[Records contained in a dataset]
Content starts
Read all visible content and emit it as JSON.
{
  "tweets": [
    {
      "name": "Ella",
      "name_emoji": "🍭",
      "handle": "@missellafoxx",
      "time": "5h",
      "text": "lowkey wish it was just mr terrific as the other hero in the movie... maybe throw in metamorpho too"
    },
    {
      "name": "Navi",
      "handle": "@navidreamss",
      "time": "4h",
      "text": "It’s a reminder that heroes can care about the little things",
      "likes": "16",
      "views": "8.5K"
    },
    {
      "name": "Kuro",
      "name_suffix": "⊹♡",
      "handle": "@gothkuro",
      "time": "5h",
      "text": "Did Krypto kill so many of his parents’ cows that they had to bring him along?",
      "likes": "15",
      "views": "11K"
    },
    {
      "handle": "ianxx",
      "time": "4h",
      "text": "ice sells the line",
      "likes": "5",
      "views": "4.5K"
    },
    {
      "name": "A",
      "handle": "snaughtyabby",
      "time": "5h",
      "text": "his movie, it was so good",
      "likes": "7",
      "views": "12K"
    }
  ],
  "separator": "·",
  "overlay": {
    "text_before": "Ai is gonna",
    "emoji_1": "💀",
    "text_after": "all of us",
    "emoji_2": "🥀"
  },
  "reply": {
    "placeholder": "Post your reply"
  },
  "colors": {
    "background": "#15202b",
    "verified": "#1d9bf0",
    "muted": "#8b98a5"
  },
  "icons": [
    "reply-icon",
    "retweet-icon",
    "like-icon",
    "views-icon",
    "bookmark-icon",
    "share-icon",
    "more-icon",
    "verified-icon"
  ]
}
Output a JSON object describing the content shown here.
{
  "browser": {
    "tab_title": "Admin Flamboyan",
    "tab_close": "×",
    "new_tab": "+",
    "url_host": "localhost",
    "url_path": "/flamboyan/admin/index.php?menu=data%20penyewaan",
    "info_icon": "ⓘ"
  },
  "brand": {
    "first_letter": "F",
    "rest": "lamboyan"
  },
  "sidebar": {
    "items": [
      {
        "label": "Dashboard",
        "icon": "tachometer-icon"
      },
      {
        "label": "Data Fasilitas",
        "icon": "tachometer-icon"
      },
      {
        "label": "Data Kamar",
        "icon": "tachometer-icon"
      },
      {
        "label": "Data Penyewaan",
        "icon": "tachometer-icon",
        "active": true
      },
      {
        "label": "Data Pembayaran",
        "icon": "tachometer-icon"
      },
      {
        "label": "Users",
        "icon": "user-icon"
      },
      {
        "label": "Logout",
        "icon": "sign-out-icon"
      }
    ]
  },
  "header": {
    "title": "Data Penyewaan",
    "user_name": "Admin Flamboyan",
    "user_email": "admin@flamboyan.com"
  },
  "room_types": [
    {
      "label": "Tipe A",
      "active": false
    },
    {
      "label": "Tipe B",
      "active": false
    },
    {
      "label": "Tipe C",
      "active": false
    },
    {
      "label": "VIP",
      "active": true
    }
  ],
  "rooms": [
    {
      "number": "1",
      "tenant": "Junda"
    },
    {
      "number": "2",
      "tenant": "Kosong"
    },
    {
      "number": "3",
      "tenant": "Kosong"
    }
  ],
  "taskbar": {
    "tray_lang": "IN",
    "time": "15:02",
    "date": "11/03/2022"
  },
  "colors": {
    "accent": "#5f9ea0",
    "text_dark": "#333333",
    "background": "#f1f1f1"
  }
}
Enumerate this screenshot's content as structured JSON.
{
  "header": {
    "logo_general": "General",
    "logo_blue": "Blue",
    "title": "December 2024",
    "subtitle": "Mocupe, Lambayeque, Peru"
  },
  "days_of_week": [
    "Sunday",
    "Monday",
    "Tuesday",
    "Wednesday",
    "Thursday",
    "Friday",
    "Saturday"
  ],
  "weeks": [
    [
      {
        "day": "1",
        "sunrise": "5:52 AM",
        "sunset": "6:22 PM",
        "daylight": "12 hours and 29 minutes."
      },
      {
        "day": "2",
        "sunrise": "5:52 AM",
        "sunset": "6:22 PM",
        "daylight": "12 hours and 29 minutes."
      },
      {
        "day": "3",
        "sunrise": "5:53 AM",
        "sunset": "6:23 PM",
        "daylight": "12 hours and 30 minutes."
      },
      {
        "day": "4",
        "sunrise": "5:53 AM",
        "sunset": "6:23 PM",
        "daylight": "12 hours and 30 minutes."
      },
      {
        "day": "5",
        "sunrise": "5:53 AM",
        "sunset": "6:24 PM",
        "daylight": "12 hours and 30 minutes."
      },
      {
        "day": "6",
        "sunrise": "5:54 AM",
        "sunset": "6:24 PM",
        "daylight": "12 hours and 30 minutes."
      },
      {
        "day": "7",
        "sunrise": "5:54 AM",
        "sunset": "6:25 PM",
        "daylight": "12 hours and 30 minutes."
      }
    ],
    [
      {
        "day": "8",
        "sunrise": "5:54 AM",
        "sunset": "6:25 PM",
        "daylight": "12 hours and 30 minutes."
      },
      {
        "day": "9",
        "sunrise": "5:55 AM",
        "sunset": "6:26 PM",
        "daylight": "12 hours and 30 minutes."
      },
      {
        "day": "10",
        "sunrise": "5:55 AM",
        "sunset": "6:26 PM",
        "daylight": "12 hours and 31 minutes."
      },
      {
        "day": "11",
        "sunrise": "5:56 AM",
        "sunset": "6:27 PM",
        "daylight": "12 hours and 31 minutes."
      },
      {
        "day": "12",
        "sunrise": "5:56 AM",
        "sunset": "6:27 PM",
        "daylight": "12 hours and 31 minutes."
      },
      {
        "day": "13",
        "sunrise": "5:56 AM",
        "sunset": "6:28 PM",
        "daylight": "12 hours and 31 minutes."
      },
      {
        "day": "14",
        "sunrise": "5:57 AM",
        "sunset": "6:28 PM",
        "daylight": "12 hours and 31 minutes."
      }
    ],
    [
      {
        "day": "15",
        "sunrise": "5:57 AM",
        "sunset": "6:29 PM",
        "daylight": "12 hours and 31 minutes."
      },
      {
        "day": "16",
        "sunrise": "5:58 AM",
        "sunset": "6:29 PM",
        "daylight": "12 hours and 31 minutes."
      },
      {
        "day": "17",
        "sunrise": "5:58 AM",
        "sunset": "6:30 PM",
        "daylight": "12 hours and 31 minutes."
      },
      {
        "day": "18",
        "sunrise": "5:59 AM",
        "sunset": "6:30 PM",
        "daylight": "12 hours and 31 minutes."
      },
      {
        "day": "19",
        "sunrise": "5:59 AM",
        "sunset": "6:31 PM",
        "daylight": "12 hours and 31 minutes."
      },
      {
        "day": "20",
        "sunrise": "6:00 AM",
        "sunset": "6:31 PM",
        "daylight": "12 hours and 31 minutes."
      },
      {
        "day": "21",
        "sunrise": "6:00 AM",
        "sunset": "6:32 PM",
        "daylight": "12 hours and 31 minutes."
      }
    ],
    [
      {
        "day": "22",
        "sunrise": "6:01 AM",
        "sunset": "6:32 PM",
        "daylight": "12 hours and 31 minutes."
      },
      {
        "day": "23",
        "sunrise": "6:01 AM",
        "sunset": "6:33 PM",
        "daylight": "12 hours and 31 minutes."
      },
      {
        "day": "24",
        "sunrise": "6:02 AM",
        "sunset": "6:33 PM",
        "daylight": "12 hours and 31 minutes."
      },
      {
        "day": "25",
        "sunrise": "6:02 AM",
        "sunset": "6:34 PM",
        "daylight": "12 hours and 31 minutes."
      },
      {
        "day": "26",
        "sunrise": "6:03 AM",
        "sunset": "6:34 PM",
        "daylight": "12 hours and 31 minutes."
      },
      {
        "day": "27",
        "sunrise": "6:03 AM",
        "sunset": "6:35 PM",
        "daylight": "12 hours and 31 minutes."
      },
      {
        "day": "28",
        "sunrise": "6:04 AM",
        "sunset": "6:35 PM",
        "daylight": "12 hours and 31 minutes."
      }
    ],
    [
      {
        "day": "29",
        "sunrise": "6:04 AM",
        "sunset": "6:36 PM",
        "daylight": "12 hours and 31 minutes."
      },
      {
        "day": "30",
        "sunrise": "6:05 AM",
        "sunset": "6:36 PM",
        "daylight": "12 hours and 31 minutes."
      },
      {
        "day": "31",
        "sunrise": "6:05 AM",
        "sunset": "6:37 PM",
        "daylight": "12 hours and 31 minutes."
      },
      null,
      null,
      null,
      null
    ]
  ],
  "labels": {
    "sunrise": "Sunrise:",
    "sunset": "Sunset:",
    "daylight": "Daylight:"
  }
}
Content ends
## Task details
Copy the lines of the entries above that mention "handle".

## Solution below
      "handle": "@missellafoxx",
      "handle": "@navidreamss",
      "handle": "@gothkuro",
      "handle": "ianxx",
      "handle": "snaughtyabby",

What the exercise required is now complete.